Today, we hear from self-published author Liz Goodgold. Liz is a branding expert, speaker and the author of “Red Fire Branding: Create a Hot Personal Brand to Have Customers for Life!” http://www.redfirebranding.com, and “DUH! Marketing: 99 Monstrous Missteps You Can Use to Learn, Laugh, and Grow Your Business,” http://www.duhmarketing.com.
Tell us about your self-published book.
“DUH! MARKETING” offers a humorous jaunt through the advertising and marketing jungle and is guaranteed to get readers to chuckle or gasp over positively on-point or miserably off-target marketing efforts by some of the most recognized companies worldwide.
“DUH! MARKETING” covers the essentials of marketing through analysis of humorous and not-so-hilarious real-life examples. It provides simple and foundational marketing guidelines following the premise that if readers can remember an outrageous story, they will never forget its lesson. Every DUH! Is followed by a parallel Ta Da! so that you learn what works and what doesn’t.
Why did you decide to self-publish?
After acquiring a very prestigious agent who also represented Ken Blanchard and Spencer Johnson, I discovered that interested publishers had a very different idea of the book than I had. It was either my vision or their vision-no compromise. Further, the book was already finished, and I couldn’t get the book published fast enough; it seemed to me that the sooner it was published, the sooner I could reap the rewards.
What has been your biggest reward in self-publishing your book?
A book is the best business card you will ever create! It moves your credibility beyond “knowledgeable” to “expert.” I used the book as my foundation to grow my speaking business exponentially. I also learned that publishing your book isn’t news (unless it is about a wizard named Harry Potter!), but you can use your book as an opportunity to bombard the media.
I appeared on hundreds of radio and TV stations talking about Brittney Spears, Super Bowl commercials, networking, and the best ways to market. It is the ultimate springboard for publicity.
What has been the most challenging part of self-publishing your book?
The devil is in the details. Just because you are a subject-area expert, doesn’t mean you understand the intricacies of publishing. Getting an ISBN number, filing for copyright, designing the cover, and getting your book up on Amazon, for example, makes for tedious work best delegated to others as I discovered later in the game.

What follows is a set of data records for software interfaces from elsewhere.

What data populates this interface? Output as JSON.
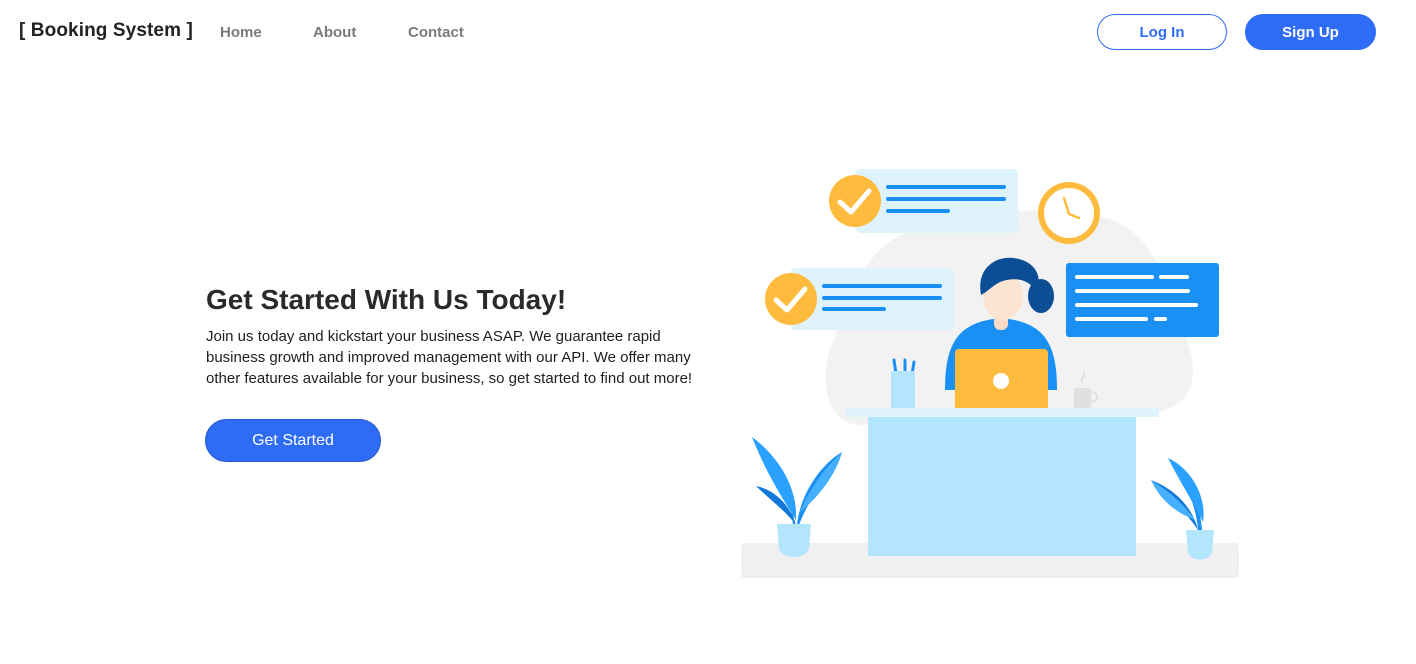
{
  "navbar": {
    "brand": "[ Booking System ]",
    "links": [
      {
        "label": "Home"
      },
      {
        "label": "About"
      },
      {
        "label": "Contact"
      }
    ],
    "login_label": "Log In",
    "signup_label": "Sign Up"
  },
  "hero": {
    "title": "Get Started With Us Today!",
    "description": "Join us today and kickstart your business ASAP. We guarantee rapid business growth and improved management with our API. We offer many other features available for your business, so get started to find out more!",
    "cta_label": "Get Started"
  },
  "colors": {
    "primary": "#2f6cf6",
    "accent_yellow": "#ffbb3d",
    "accent_blue": "#1a90f5",
    "light_blue": "#b3e6fd"
  },
  "illustration": {
    "name": "person-working-at-laptop-illustration"
  }
}
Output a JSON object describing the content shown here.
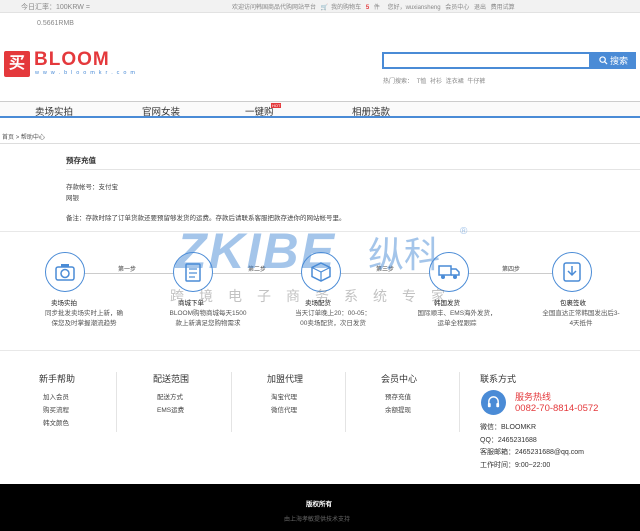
{
  "topbar": {
    "rate_label": "今日汇率：100KRW =",
    "welcome": "欢迎访问韩国商品代购网站平台",
    "cart_label": "我的购物车",
    "cart_count": "5",
    "cart_unit": "件",
    "greeting": "您好，wuxiansheng",
    "member_center": "会员中心",
    "logout": "退出",
    "apply_trial": "费用试算"
  },
  "rate_value": "0.5661RMB",
  "logo": {
    "mark": "买",
    "name": "BLOOM",
    "url": "w w w . b l o o m k r . c o m"
  },
  "search": {
    "placeholder": "",
    "button": "搜索"
  },
  "hot_search": {
    "label": "热门搜索：",
    "terms": [
      "T恤",
      "衬衫",
      "连衣裙",
      "牛仔裤"
    ]
  },
  "nav": {
    "items": [
      "卖场实拍",
      "官网女装",
      "一键购",
      "相册选款"
    ],
    "hot_badge": "HOT"
  },
  "breadcrumb": {
    "home": "首页",
    "sep": ">",
    "current": "帮助中心"
  },
  "content": {
    "title": "预存充值",
    "line1": "存款帐号：支付宝",
    "line2": "网银",
    "note": "备注：存款时除了订单货款还要预留够发货的运费。存款后请联系客服把款存进你的网站帐号里。"
  },
  "steps": {
    "labels": [
      "第一步",
      "第二步",
      "第三步",
      "第四步"
    ],
    "items": [
      {
        "title": "卖场实拍",
        "desc": [
          "同步批发卖场实时上新，确",
          "保您及时掌握潮流趋势"
        ]
      },
      {
        "title": "商城下单",
        "desc": [
          "BLOOM购物商城每天1500",
          "款上新满足您购物需求"
        ]
      },
      {
        "title": "卖场配货",
        "desc": [
          "当天订单晚上20：00-05：",
          "00卖场配货，次日发货"
        ]
      },
      {
        "title": "韩国发货",
        "desc": [
          "国际顺丰、EMS海外发货，",
          "运单全程跟踪"
        ]
      },
      {
        "title": "包裹签收",
        "desc": [
          "全国直达正常韩国发出后3-",
          "4天抵件"
        ]
      }
    ]
  },
  "watermark": {
    "brand": "ZKIBE",
    "cn": "纵科",
    "sub": "跨境电子商务系统专家",
    "reg": "®"
  },
  "footer_cols": [
    {
      "heading": "新手帮助",
      "links": [
        "加入会员",
        "购买流程",
        "韩文颜色"
      ]
    },
    {
      "heading": "配送范围",
      "links": [
        "配送方式",
        "EMS运费"
      ]
    },
    {
      "heading": "加盟代理",
      "links": [
        "淘宝代理",
        "微信代理"
      ]
    },
    {
      "heading": "会员中心",
      "links": [
        "预存充值",
        "余额提现"
      ]
    }
  ],
  "contact": {
    "heading": "联系方式",
    "hotline_label": "服务热线",
    "hotline": "0082-70-8814-0572",
    "wechat": "微信：BLOOMKR",
    "qq": "QQ：2465231688",
    "email": "客服邮箱：2465231688@qq.com",
    "hours": "工作时间：9:00~22:00"
  },
  "footer": {
    "copyright": "版权所有",
    "tech": "由上海孝敏提供技术支持"
  },
  "colors": {
    "accent": "#4a8bd6",
    "brand": "#e4393c",
    "footer_bg": "#000000"
  }
}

What advice do you have for other self-published authors?
Two key pieces of advice:
Delegate certain tasks; you cannot, for example, proof your own book. Similarly, find someone who can handle the book publishing details so that they are accurate.
Find a coach who will keep you on track. Without a publisher, it’s easy to make your book into a “some day” project. With a coach seeking accountability and responsibility, I guarantee that you will progress, hit deadlines, and ultimately get your book to market.
Excellent information Liz! Thanks for your insights.